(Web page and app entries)
=== Begin Enclosure ===

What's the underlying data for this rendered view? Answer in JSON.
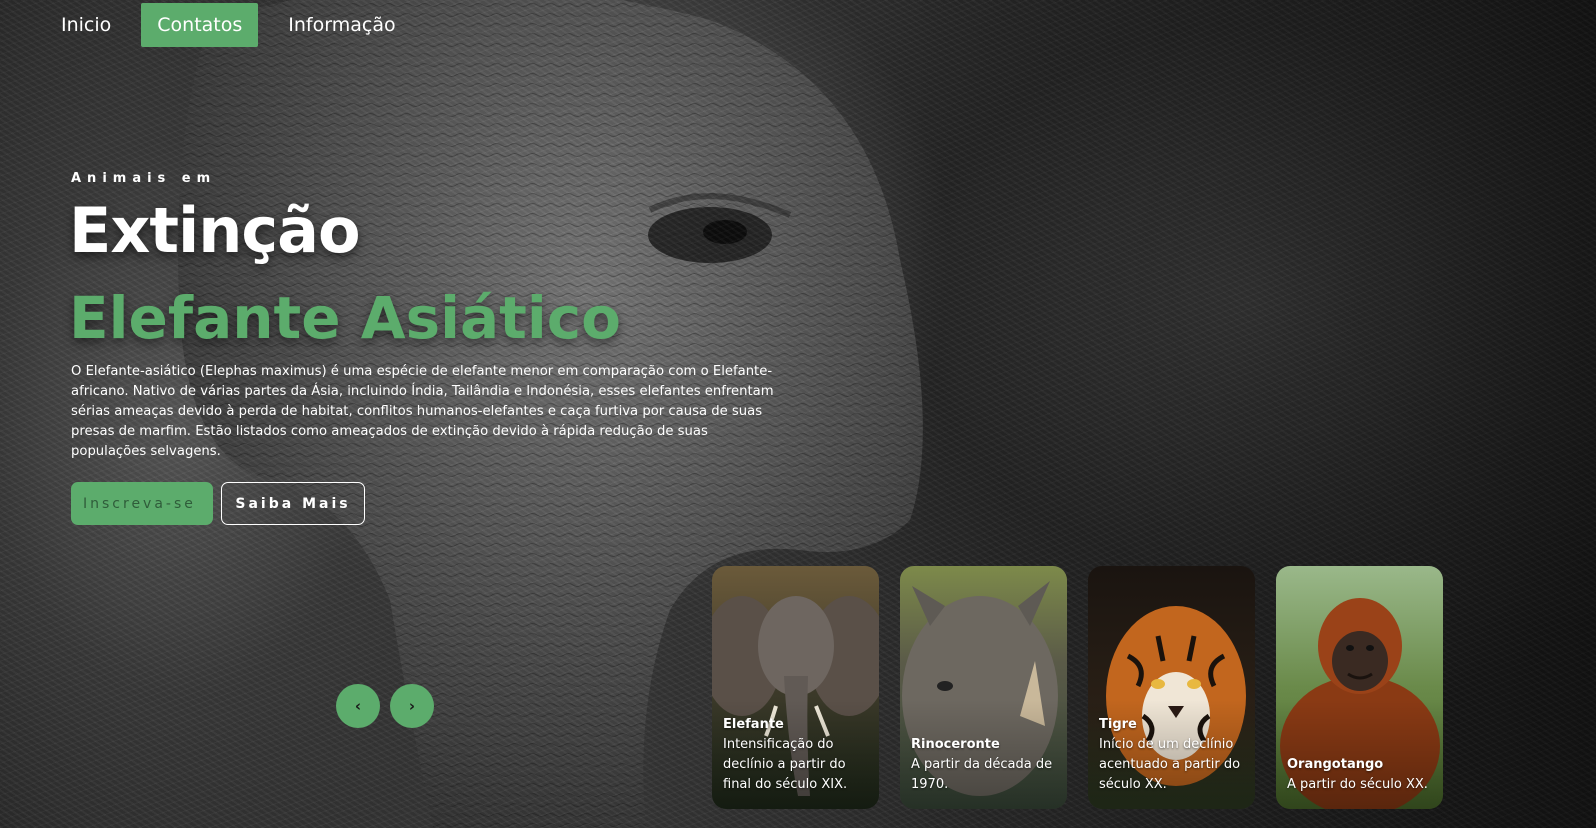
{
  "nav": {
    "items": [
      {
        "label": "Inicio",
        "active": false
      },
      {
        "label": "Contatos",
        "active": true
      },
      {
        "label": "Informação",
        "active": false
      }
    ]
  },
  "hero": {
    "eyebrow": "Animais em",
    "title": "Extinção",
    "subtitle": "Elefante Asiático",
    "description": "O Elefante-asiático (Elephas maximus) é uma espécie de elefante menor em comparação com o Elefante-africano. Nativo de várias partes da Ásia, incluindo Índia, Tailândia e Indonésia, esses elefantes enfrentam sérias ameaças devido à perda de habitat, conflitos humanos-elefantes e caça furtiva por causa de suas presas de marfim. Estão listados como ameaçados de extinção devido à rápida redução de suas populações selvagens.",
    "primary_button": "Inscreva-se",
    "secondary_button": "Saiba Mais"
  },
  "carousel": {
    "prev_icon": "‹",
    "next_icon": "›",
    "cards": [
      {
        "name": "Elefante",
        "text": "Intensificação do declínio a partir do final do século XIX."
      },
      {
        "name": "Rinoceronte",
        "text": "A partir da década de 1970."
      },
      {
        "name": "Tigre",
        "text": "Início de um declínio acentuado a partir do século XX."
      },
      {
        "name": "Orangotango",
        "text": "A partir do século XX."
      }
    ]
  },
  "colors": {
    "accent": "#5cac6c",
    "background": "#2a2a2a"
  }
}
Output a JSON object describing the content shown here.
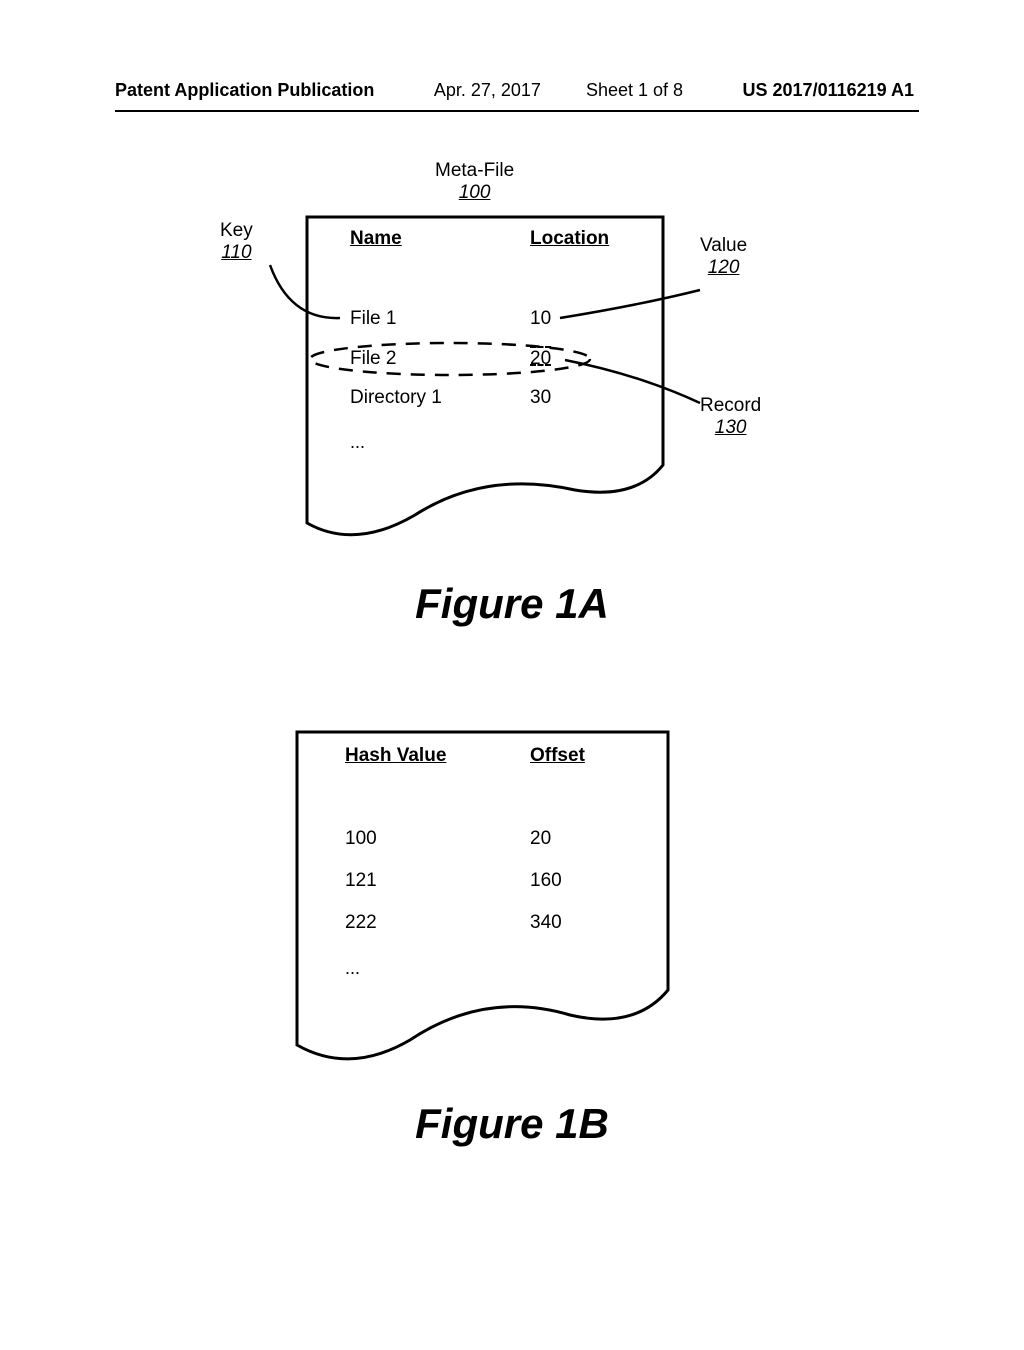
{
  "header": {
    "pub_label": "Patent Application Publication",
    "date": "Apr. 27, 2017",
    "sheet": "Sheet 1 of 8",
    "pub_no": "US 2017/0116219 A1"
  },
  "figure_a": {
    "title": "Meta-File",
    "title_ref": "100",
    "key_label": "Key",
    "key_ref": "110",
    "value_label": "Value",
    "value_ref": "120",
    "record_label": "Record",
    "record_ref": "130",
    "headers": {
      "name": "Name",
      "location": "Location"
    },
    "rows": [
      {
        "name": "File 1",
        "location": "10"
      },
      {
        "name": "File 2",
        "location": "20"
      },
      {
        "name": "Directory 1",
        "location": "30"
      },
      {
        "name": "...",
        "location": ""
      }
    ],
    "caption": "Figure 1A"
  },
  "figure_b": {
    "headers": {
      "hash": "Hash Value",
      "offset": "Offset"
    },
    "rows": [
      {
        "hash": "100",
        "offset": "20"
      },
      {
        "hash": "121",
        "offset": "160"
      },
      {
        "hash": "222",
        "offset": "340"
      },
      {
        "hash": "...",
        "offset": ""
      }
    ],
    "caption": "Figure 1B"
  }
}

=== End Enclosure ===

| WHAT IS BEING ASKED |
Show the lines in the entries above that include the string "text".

| ANSWER FOR THE TASK |
        "text": "Intensificação do declínio a partir do final do século XIX."
        "text": "A partir da década de 1970."
        "text": "Início de um declínio acentuado a partir do século XX."
        "text": "A partir do século XX."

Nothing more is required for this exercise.